Task details
All lines holding the word "true" are to be copied from the records beneath.

Items from an interface collection
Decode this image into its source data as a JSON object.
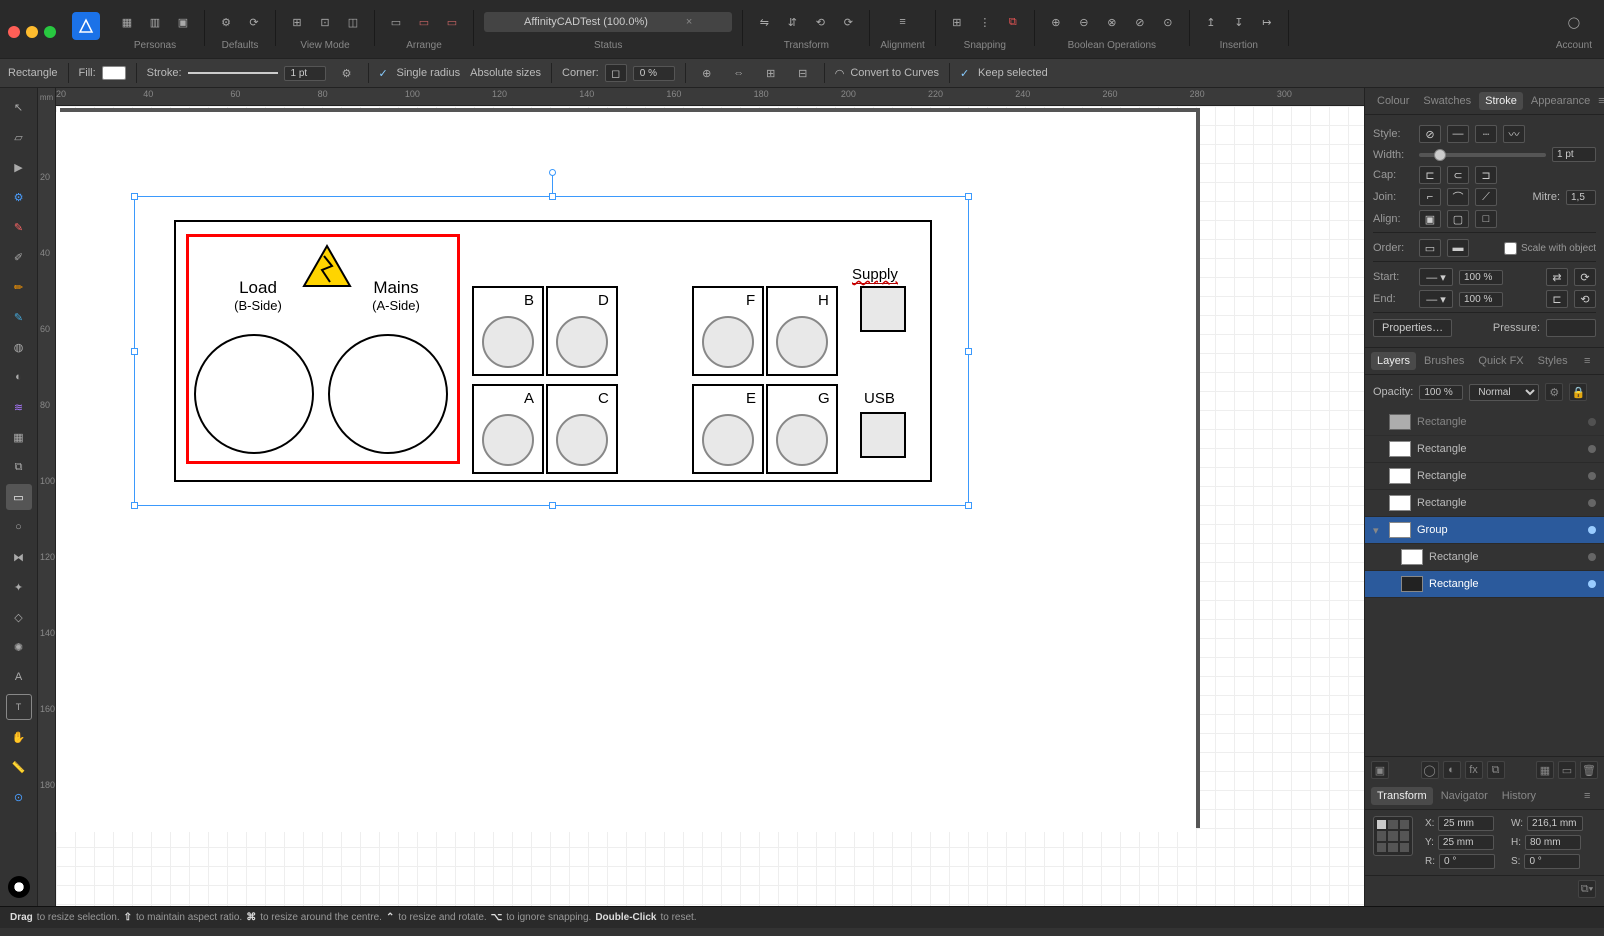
{
  "window": {
    "title": "AffinityCADTest (100.0%)"
  },
  "toolbar_groups": {
    "personas": "Personas",
    "defaults": "Defaults",
    "viewmode": "View Mode",
    "arrange": "Arrange",
    "status": "Status",
    "transform": "Transform",
    "alignment": "Alignment",
    "snapping": "Snapping",
    "boolean": "Boolean Operations",
    "insertion": "Insertion",
    "account": "Account"
  },
  "context": {
    "shape": "Rectangle",
    "fill_label": "Fill:",
    "stroke_label": "Stroke:",
    "stroke_width": "1 pt",
    "single_radius": "Single radius",
    "absolute_sizes": "Absolute sizes",
    "corner_label": "Corner:",
    "corner_value": "0 %",
    "convert": "Convert to Curves",
    "keep_selected": "Keep selected"
  },
  "ruler": {
    "unit": "mm",
    "h_ticks": [
      "20",
      "40",
      "60",
      "80",
      "100",
      "120",
      "140",
      "160",
      "180",
      "200",
      "220",
      "240",
      "260",
      "280",
      "300"
    ],
    "v_ticks": [
      "20",
      "40",
      "60",
      "80",
      "100",
      "120",
      "140",
      "160",
      "180"
    ]
  },
  "drawing": {
    "load": {
      "title": "Load",
      "sub": "(B-Side)"
    },
    "mains": {
      "title": "Mains",
      "sub": "(A-Side)"
    },
    "ports": [
      "B",
      "D",
      "F",
      "H",
      "A",
      "C",
      "E",
      "G"
    ],
    "supply": "Supply",
    "usb": "USB"
  },
  "right": {
    "tabs1": [
      "Colour",
      "Swatches",
      "Stroke",
      "Appearance"
    ],
    "stroke": {
      "style": "Style:",
      "width": "Width:",
      "width_val": "1 pt",
      "cap": "Cap:",
      "join": "Join:",
      "mitre": "Mitre:",
      "mitre_val": "1,5",
      "align": "Align:",
      "order": "Order:",
      "scale": "Scale with object",
      "start": "Start:",
      "end": "End:",
      "pct": "100 %",
      "properties": "Properties…",
      "pressure": "Pressure:"
    },
    "tabs2": [
      "Layers",
      "Brushes",
      "Quick FX",
      "Styles"
    ],
    "opacity_label": "Opacity:",
    "opacity_val": "100 %",
    "blend_mode": "Normal",
    "layers": [
      {
        "name": "Rectangle",
        "indent": 1,
        "sel": false,
        "thumb": "dim"
      },
      {
        "name": "Rectangle",
        "indent": 1,
        "sel": false
      },
      {
        "name": "Rectangle",
        "indent": 1,
        "sel": false
      },
      {
        "name": "Rectangle",
        "indent": 1,
        "sel": false
      },
      {
        "name": "Group",
        "indent": 0,
        "sel": true,
        "chev": true
      },
      {
        "name": "Rectangle",
        "indent": 2,
        "sel": false
      },
      {
        "name": "Rectangle",
        "indent": 2,
        "sel": true,
        "thumb": "dark"
      }
    ],
    "tabs3": [
      "Transform",
      "Navigator",
      "History"
    ],
    "transform": {
      "x_label": "X:",
      "x": "25 mm",
      "y_label": "Y:",
      "y": "25 mm",
      "w_label": "W:",
      "w": "216,1 mm",
      "h_label": "H:",
      "h": "80 mm",
      "r_label": "R:",
      "r": "0 °",
      "s_label": "S:",
      "s": "0 °"
    }
  },
  "status": {
    "drag": "Drag",
    "drag_txt": " to resize selection. ",
    "shift": "⇧",
    "shift_txt": " to maintain aspect ratio. ",
    "cmd": "⌘",
    "cmd_txt": " to resize around the centre. ",
    "alt": "⌃",
    "alt_txt": " to resize and rotate. ",
    "opt": "⌥",
    "opt_txt": " to ignore snapping. ",
    "dbl": "Double-Click",
    "dbl_txt": " to reset."
  }
}
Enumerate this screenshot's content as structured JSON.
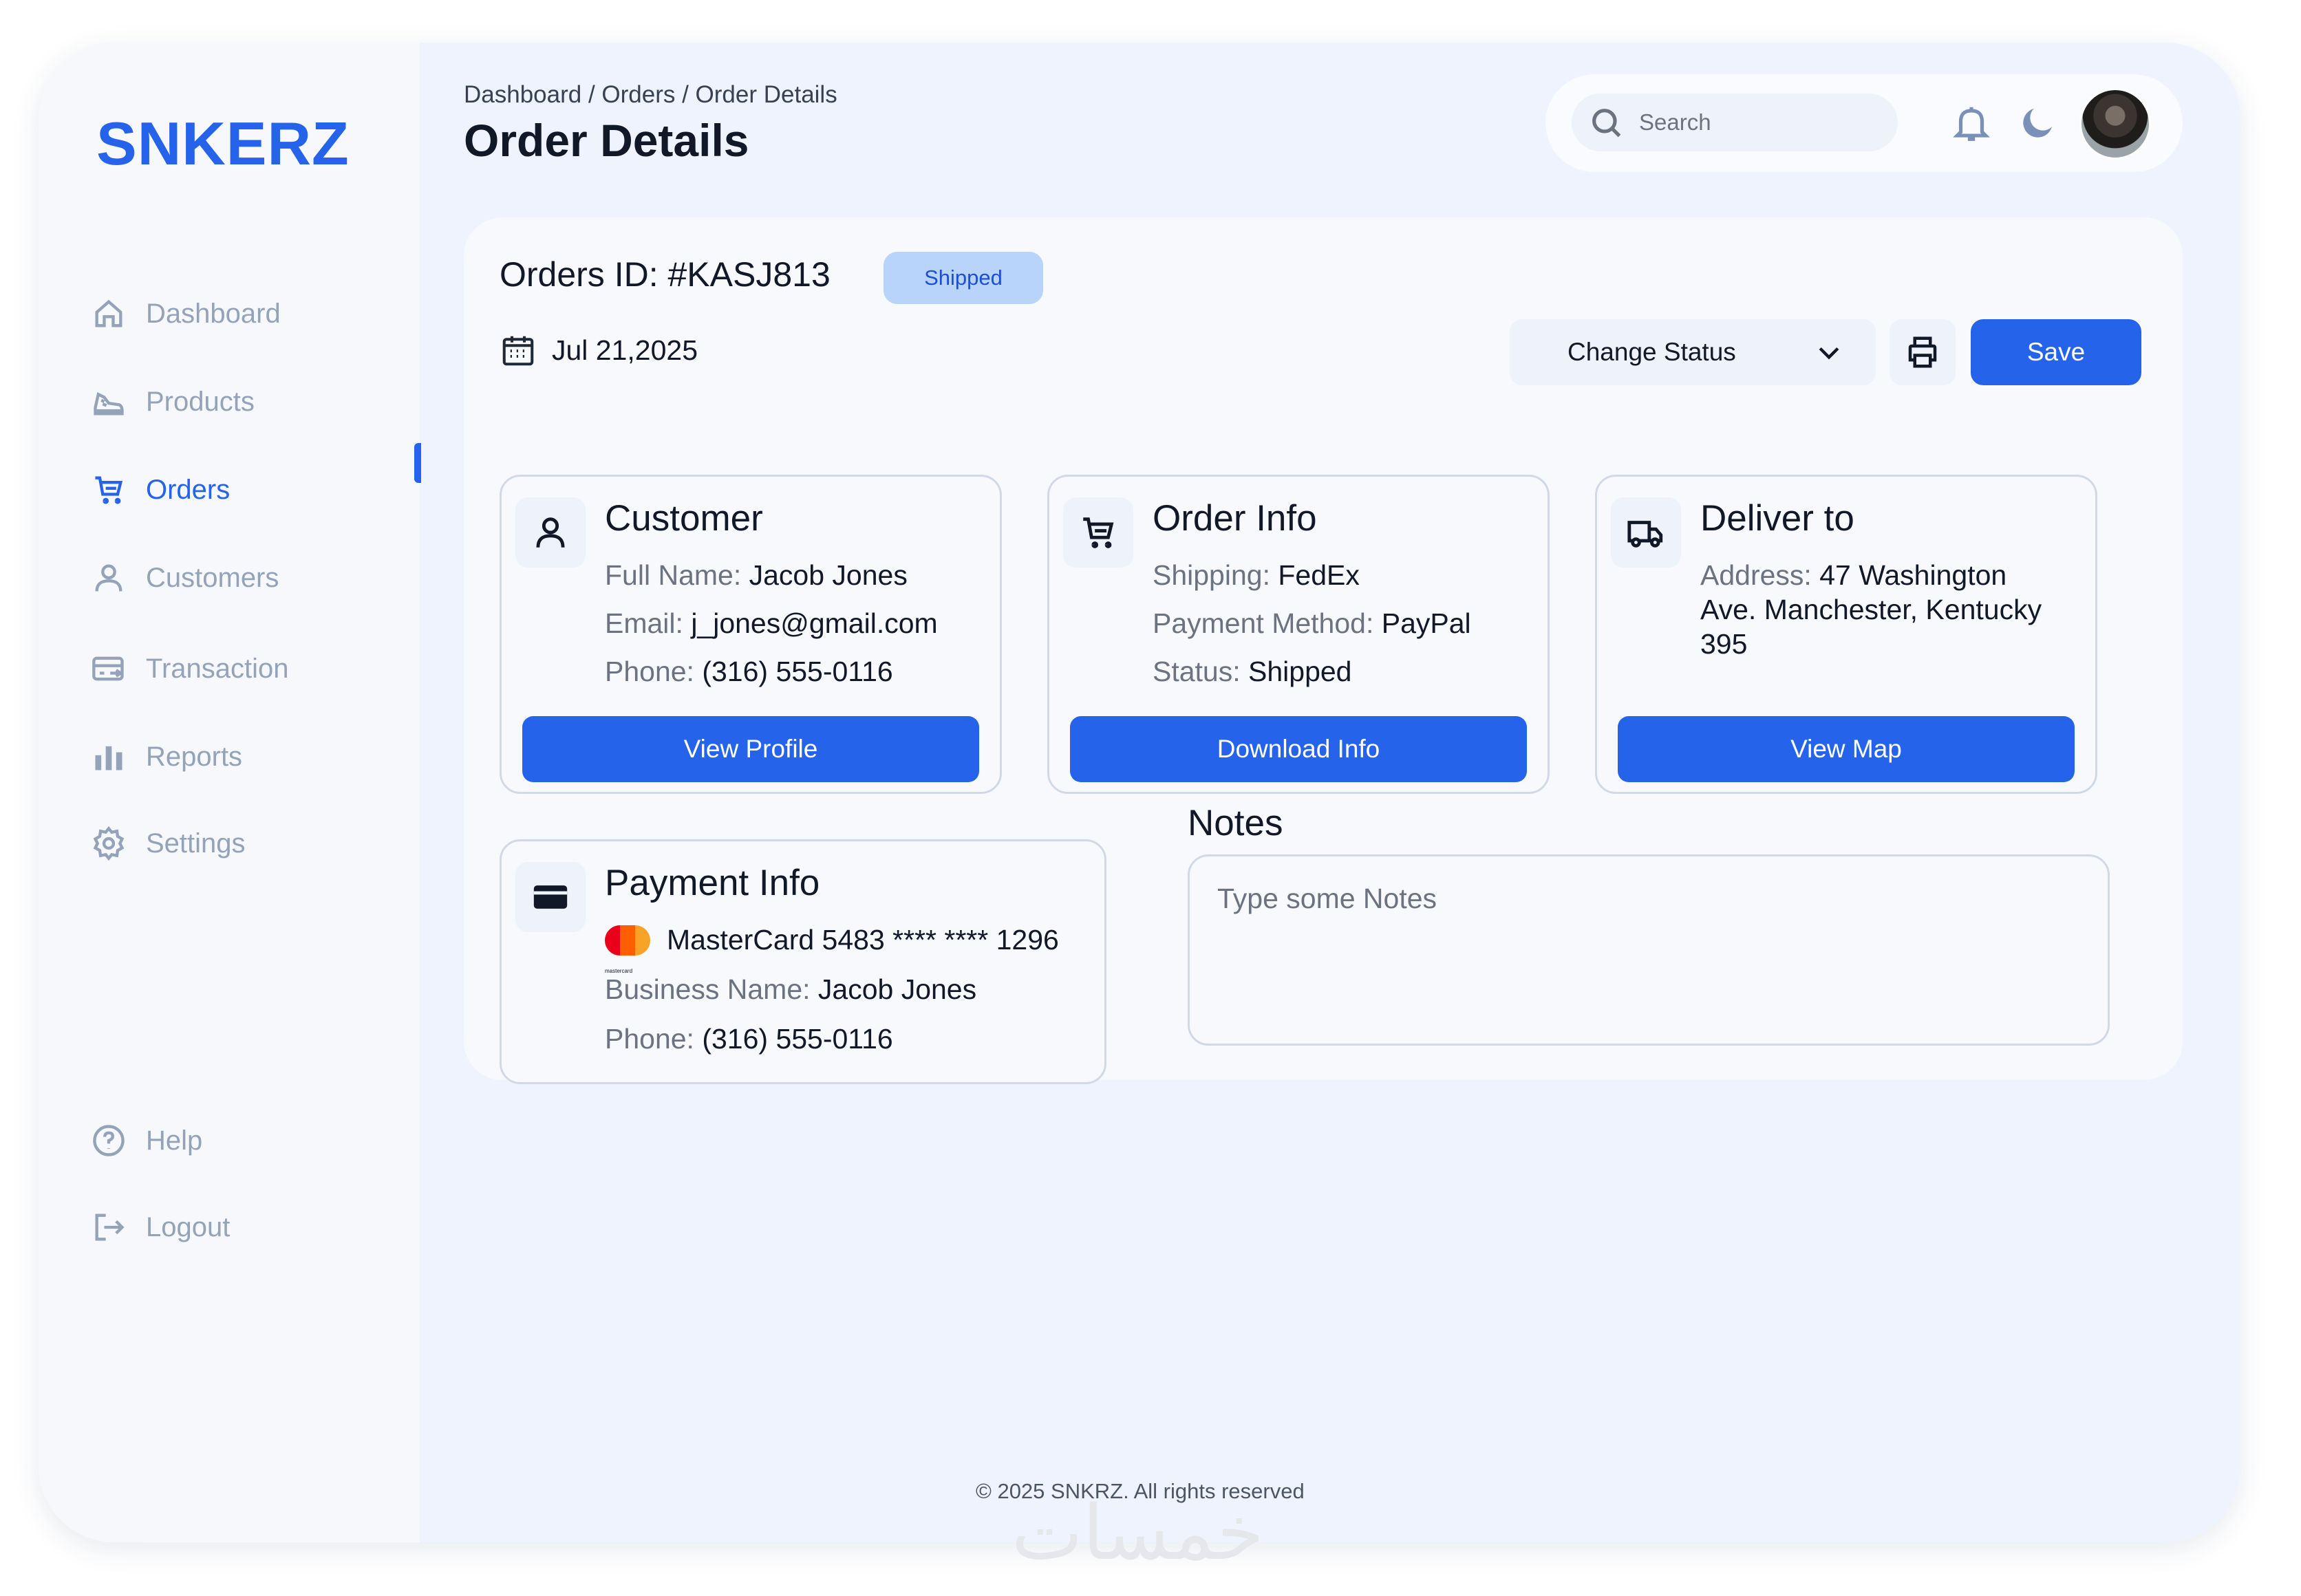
{
  "brand": {
    "name": "SNKERZ",
    "accent": "#2563eb"
  },
  "sidebar": {
    "items": [
      {
        "label": "Dashboard",
        "icon": "home-icon"
      },
      {
        "label": "Products",
        "icon": "sneaker-icon"
      },
      {
        "label": "Orders",
        "icon": "cart-icon",
        "active": true
      },
      {
        "label": "Customers",
        "icon": "user-icon"
      },
      {
        "label": "Transaction",
        "icon": "transaction-icon"
      },
      {
        "label": "Reports",
        "icon": "bar-chart-icon"
      },
      {
        "label": "Settings",
        "icon": "gear-icon"
      }
    ],
    "bottom": [
      {
        "label": "Help",
        "icon": "help-icon"
      },
      {
        "label": "Logout",
        "icon": "logout-icon"
      }
    ]
  },
  "header": {
    "breadcrumb": "Dashboard / Orders / Order Details",
    "title": "Order Details",
    "search_placeholder": "Search"
  },
  "order": {
    "id_label": "Orders ID: #KASJ813",
    "status_badge": "Shipped",
    "date": "Jul 21,2025",
    "change_status_label": "Change Status",
    "save_label": "Save"
  },
  "customer": {
    "title": "Customer",
    "full_name_label": "Full Name: ",
    "full_name": "Jacob Jones",
    "email_label": "Email: ",
    "email": "j_jones@gmail.com",
    "phone_label": "Phone: ",
    "phone": "(316) 555-0116",
    "button": "View Profile"
  },
  "order_info": {
    "title": "Order Info",
    "shipping_label": "Shipping: ",
    "shipping": "FedEx",
    "payment_label": "Payment Method: ",
    "payment": "PayPal",
    "status_label": "Status: ",
    "status": "Shipped",
    "button": "Download Info"
  },
  "deliver": {
    "title": "Deliver to",
    "address_label": "Address: ",
    "address_line1": "47 Washington",
    "address_line2": "Ave. Manchester, Kentucky",
    "address_line3": "395",
    "button": "View Map"
  },
  "payment": {
    "title": "Payment Info",
    "card": "MasterCard 5483 **** **** 1296",
    "card_brand_mark": "mastercard",
    "business_label": "Business Name: ",
    "business": "Jacob Jones",
    "phone_label": "Phone: ",
    "phone": "(316) 555-0116"
  },
  "notes": {
    "title": "Notes",
    "placeholder": "Type some Notes"
  },
  "footer": {
    "text": "© 2025 SNKRZ. All rights reserved"
  },
  "watermark": {
    "text": "خمسات"
  }
}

Solved problem
        "sel": true,
        "chev": true
        "sel": true,
        "active": true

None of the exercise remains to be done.